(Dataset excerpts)
>>

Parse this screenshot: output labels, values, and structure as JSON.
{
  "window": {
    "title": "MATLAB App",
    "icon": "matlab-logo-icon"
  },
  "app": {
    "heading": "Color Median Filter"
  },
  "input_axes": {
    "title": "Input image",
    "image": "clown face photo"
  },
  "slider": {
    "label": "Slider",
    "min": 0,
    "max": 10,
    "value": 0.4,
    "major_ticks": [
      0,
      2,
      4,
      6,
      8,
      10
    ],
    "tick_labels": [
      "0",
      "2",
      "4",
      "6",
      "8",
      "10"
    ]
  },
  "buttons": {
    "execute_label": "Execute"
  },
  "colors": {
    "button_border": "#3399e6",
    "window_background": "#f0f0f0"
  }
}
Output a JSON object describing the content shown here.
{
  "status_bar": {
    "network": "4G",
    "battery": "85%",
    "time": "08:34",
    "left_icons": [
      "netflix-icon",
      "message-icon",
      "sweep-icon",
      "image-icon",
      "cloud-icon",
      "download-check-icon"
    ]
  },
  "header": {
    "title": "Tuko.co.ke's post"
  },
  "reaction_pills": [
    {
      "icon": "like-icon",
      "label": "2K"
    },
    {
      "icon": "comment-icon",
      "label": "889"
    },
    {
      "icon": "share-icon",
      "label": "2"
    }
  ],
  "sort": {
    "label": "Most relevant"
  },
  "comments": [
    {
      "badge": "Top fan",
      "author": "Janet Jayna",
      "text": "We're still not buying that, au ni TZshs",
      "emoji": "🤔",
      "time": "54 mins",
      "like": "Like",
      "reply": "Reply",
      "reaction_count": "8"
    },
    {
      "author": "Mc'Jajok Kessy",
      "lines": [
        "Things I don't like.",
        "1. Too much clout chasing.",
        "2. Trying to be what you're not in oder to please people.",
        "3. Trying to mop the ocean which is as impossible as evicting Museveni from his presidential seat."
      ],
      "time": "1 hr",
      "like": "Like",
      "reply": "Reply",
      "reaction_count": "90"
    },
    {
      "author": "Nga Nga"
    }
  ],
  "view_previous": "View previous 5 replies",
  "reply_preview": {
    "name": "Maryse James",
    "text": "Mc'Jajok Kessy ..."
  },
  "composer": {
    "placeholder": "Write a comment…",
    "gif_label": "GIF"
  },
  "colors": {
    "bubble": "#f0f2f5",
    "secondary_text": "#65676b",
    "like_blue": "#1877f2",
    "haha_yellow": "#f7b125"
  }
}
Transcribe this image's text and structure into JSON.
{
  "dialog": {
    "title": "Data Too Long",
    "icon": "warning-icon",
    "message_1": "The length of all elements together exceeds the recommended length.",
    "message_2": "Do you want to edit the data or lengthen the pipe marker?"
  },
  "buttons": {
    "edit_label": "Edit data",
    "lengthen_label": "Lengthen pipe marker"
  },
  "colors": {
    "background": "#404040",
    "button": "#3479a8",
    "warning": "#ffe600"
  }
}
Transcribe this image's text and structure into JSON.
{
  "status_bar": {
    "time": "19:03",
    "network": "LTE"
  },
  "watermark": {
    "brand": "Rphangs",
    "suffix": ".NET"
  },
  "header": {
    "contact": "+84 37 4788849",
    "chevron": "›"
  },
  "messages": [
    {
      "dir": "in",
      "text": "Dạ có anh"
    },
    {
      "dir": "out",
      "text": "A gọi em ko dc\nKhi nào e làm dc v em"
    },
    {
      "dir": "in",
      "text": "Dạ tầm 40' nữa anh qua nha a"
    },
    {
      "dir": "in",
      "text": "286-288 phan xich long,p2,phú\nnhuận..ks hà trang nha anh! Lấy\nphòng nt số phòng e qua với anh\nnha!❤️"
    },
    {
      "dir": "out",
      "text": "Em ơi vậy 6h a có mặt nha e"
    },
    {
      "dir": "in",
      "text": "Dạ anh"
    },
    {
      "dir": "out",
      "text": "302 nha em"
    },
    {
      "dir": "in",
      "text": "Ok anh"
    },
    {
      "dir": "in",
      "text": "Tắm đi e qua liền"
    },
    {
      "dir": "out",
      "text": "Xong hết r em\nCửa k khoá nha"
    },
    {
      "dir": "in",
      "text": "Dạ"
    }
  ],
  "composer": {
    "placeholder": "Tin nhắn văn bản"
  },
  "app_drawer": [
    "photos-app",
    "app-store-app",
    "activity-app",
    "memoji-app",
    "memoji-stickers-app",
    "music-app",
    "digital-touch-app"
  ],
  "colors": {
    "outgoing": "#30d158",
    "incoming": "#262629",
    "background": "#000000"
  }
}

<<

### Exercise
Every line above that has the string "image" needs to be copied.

### Solution
    "title": "Input image",
    "image": "clown face photo"
      "image-icon",
Transcribe this image's text and structure into JSON.
Transcribe this image's text and structure into JSON.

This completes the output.